--- Records to use Enclosed Below ---
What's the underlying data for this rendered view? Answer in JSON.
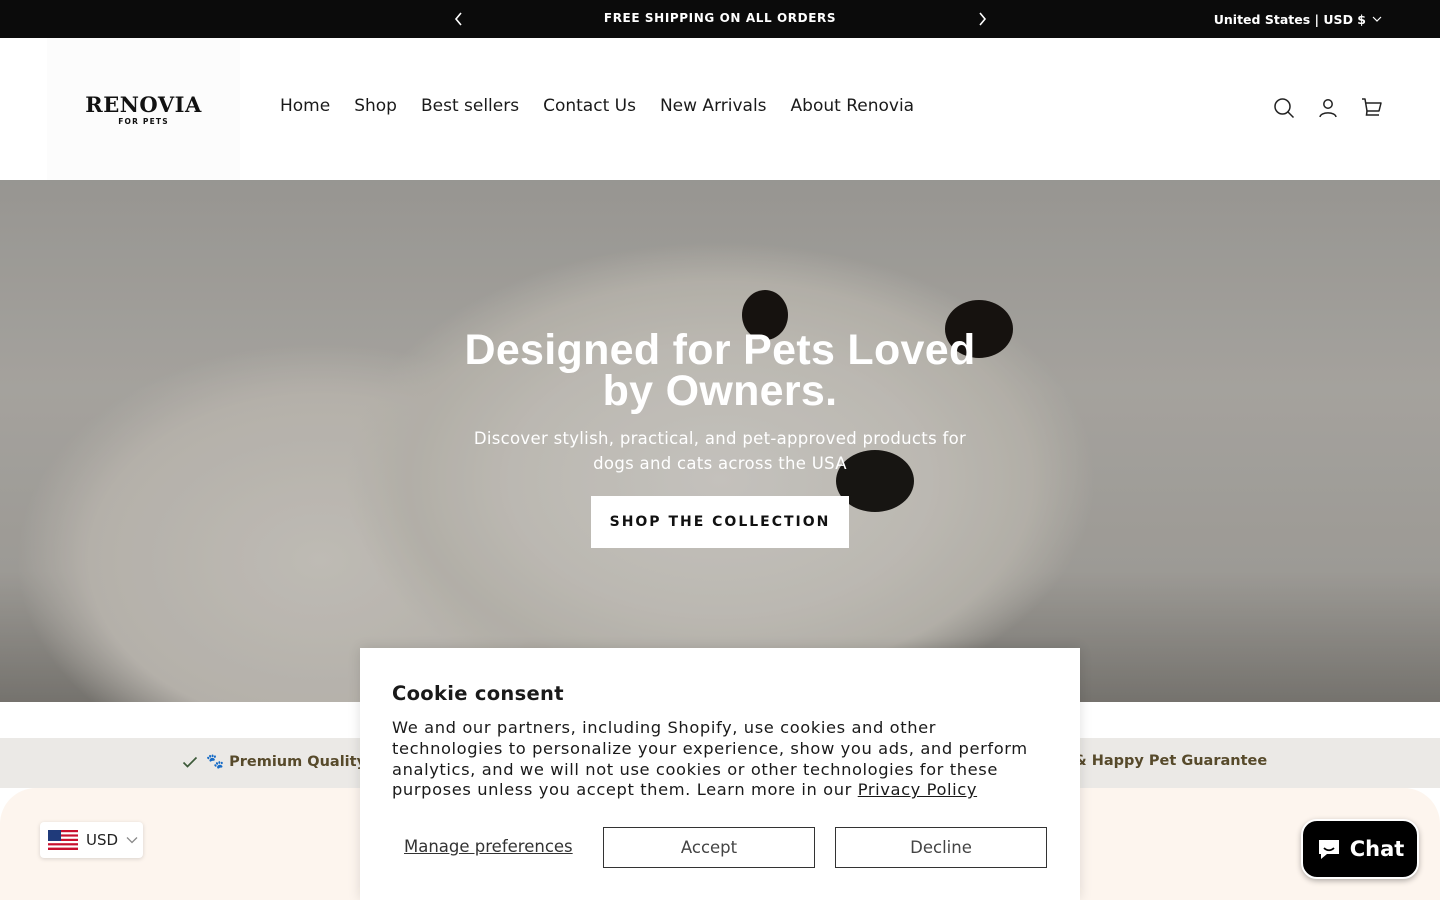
{
  "announcement": {
    "message": "FREE SHIPPING ON ALL ORDERS",
    "locale": "United States | USD $"
  },
  "header": {
    "logo_brand": "RENOVIA",
    "logo_sub": "FOR PETS",
    "nav": [
      "Home",
      "Shop",
      "Best sellers",
      "Contact Us",
      "New Arrivals",
      "About Renovia"
    ],
    "icons": [
      "search-icon",
      "account-icon",
      "cart-icon"
    ]
  },
  "hero": {
    "title": "Designed for Pets Loved by Owners.",
    "subtitle": "Discover stylish, practical, and pet-approved products for dogs and cats across the USA",
    "button": "SHOP THE COLLECTION"
  },
  "features": [
    "🐾 Premium Quality",
    "& Happy Pet Guarantee"
  ],
  "currency": {
    "code": "USD"
  },
  "chat": {
    "label": "Chat"
  },
  "cookie": {
    "title": "Cookie consent",
    "body": "We and our partners, including Shopify, use cookies and other technologies to personalize your experience, show you ads, and perform analytics, and we will not use cookies or other technologies for these purposes unless you accept them. Learn more in our",
    "privacy_link": "Privacy Policy",
    "manage": "Manage preferences",
    "accept": "Accept",
    "decline": "Decline"
  },
  "colors": {
    "announce_bg": "#0b0b0b",
    "feature_text": "#574a2b",
    "features_bg": "#ebe9e6",
    "lower_bg": "#fdf5ee"
  }
}
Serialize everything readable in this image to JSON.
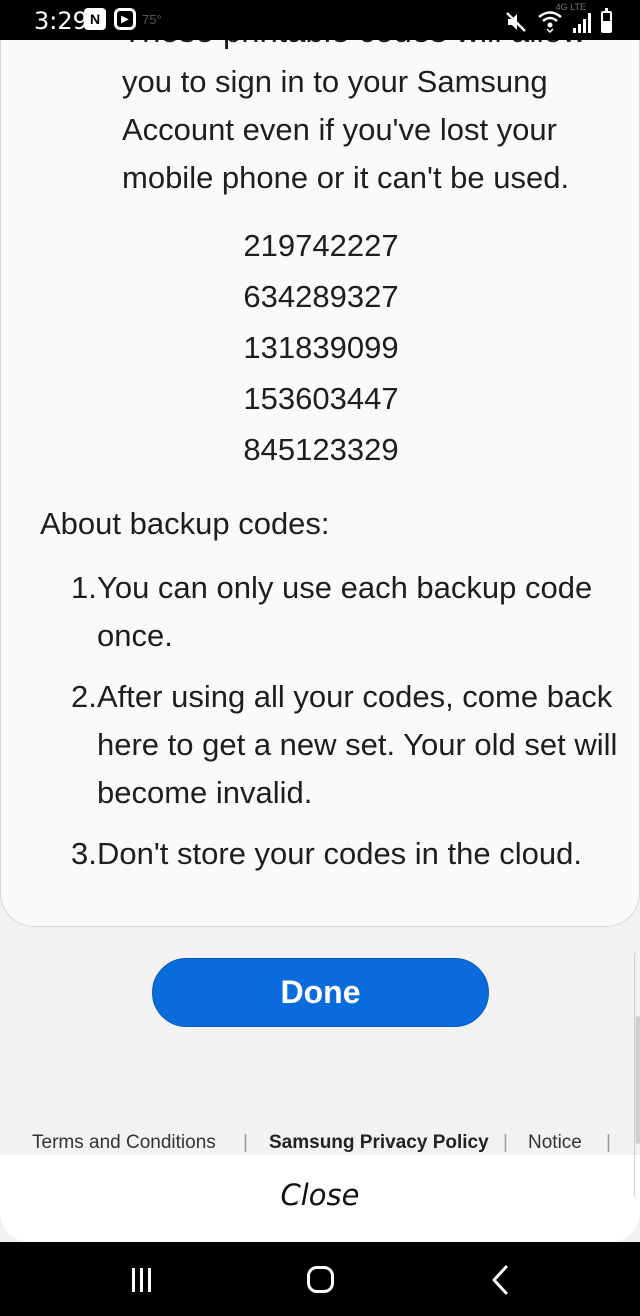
{
  "status_bar": {
    "time": "3:29",
    "left_icons": [
      "n-app-icon",
      "screen-record-icon"
    ],
    "dimmed_text": "75°",
    "lte": "4G LTE",
    "right_icons": [
      "mute-icon",
      "wifi-icon",
      "signal-icon",
      "battery-icon"
    ]
  },
  "content": {
    "clipped_line": "These printable codes will allow",
    "intro_lines": [
      "you to sign in to your Samsung",
      "Account even if you've lost your",
      "mobile phone or it can't be used."
    ],
    "codes": [
      "219742227",
      "634289327",
      "131839099",
      "153603447",
      "845123329"
    ],
    "about_title": "About backup codes:",
    "rules": [
      {
        "num": "1.",
        "text": "You can only use each backup code once."
      },
      {
        "num": "2.",
        "text": "After using all your codes, come back here to get a new set. Your old set will become invalid."
      },
      {
        "num": "3.",
        "text": "Don't store your codes in the cloud."
      }
    ]
  },
  "done_button": {
    "label": "Done",
    "color": "#0a6cdc"
  },
  "footer": {
    "terms": "Terms and Conditions",
    "privacy": "Samsung Privacy Policy",
    "notice": "Notice",
    "separator": "|"
  },
  "close_button": {
    "label": "Close"
  },
  "nav_bar": {
    "icons": [
      "recent-apps-icon",
      "home-icon",
      "back-icon"
    ]
  }
}
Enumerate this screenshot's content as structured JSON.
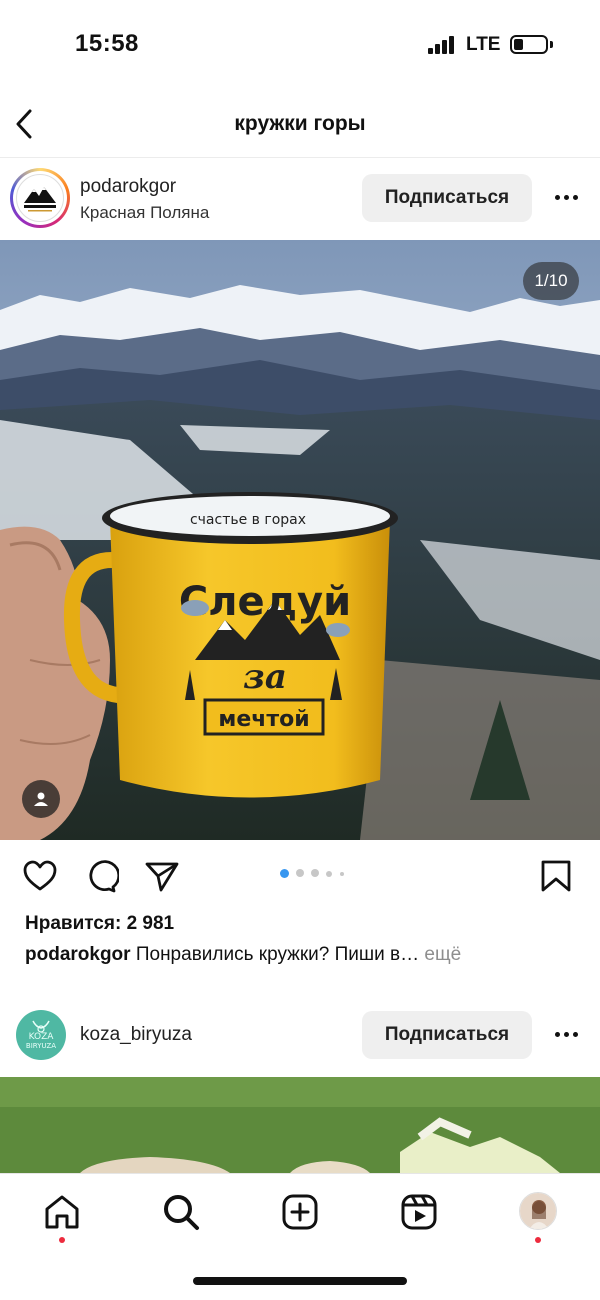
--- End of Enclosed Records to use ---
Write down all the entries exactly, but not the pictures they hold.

What's the underlying data for this rendered view? Answer in JSON.
{
  "announcement": {
    "message": "FREE SHIPPING ON ALL ORDERS",
    "locale": "United States | USD $"
  },
  "header": {
    "logo_brand": "RENOVIA",
    "logo_sub": "FOR PETS",
    "nav": [
      "Home",
      "Shop",
      "Best sellers",
      "Contact Us",
      "New Arrivals",
      "About Renovia"
    ],
    "icons": [
      "search-icon",
      "account-icon",
      "cart-icon"
    ]
  },
  "hero": {
    "title": "Designed for Pets Loved by Owners.",
    "subtitle": "Discover stylish, practical, and pet-approved products for dogs and cats across the USA",
    "button": "SHOP THE COLLECTION"
  },
  "features": [
    "🐾 Premium Quality",
    "& Happy Pet Guarantee"
  ],
  "currency": {
    "code": "USD"
  },
  "chat": {
    "label": "Chat"
  },
  "cookie": {
    "title": "Cookie consent",
    "body": "We and our partners, including Shopify, use cookies and other technologies to personalize your experience, show you ads, and perform analytics, and we will not use cookies or other technologies for these purposes unless you accept them. Learn more in our",
    "privacy_link": "Privacy Policy",
    "manage": "Manage preferences",
    "accept": "Accept",
    "decline": "Decline"
  },
  "colors": {
    "announce_bg": "#0b0b0b",
    "feature_text": "#574a2b",
    "features_bg": "#ebe9e6",
    "lower_bg": "#fdf5ee"
  }
}
Serialize everything readable in this image to JSON.
{
  "status_bar": {
    "time": "3:29",
    "left_icons": [
      "n-app-icon",
      "screen-record-icon"
    ],
    "dimmed_text": "75°",
    "lte": "4G LTE",
    "right_icons": [
      "mute-icon",
      "wifi-icon",
      "signal-icon",
      "battery-icon"
    ]
  },
  "content": {
    "clipped_line": "These printable codes will allow",
    "intro_lines": [
      "you to sign in to your Samsung",
      "Account even if you've lost your",
      "mobile phone or it can't be used."
    ],
    "codes": [
      "219742227",
      "634289327",
      "131839099",
      "153603447",
      "845123329"
    ],
    "about_title": "About backup codes:",
    "rules": [
      {
        "num": "1.",
        "text": "You can only use each backup code once."
      },
      {
        "num": "2.",
        "text": "After using all your codes, come back here to get a new set. Your old set will become invalid."
      },
      {
        "num": "3.",
        "text": "Don't store your codes in the cloud."
      }
    ]
  },
  "done_button": {
    "label": "Done",
    "color": "#0a6cdc"
  },
  "footer": {
    "terms": "Terms and Conditions",
    "privacy": "Samsung Privacy Policy",
    "notice": "Notice",
    "separator": "|"
  },
  "close_button": {
    "label": "Close"
  },
  "nav_bar": {
    "icons": [
      "recent-apps-icon",
      "home-icon",
      "back-icon"
    ]
  }
}
Enumerate this screenshot's content as structured JSON.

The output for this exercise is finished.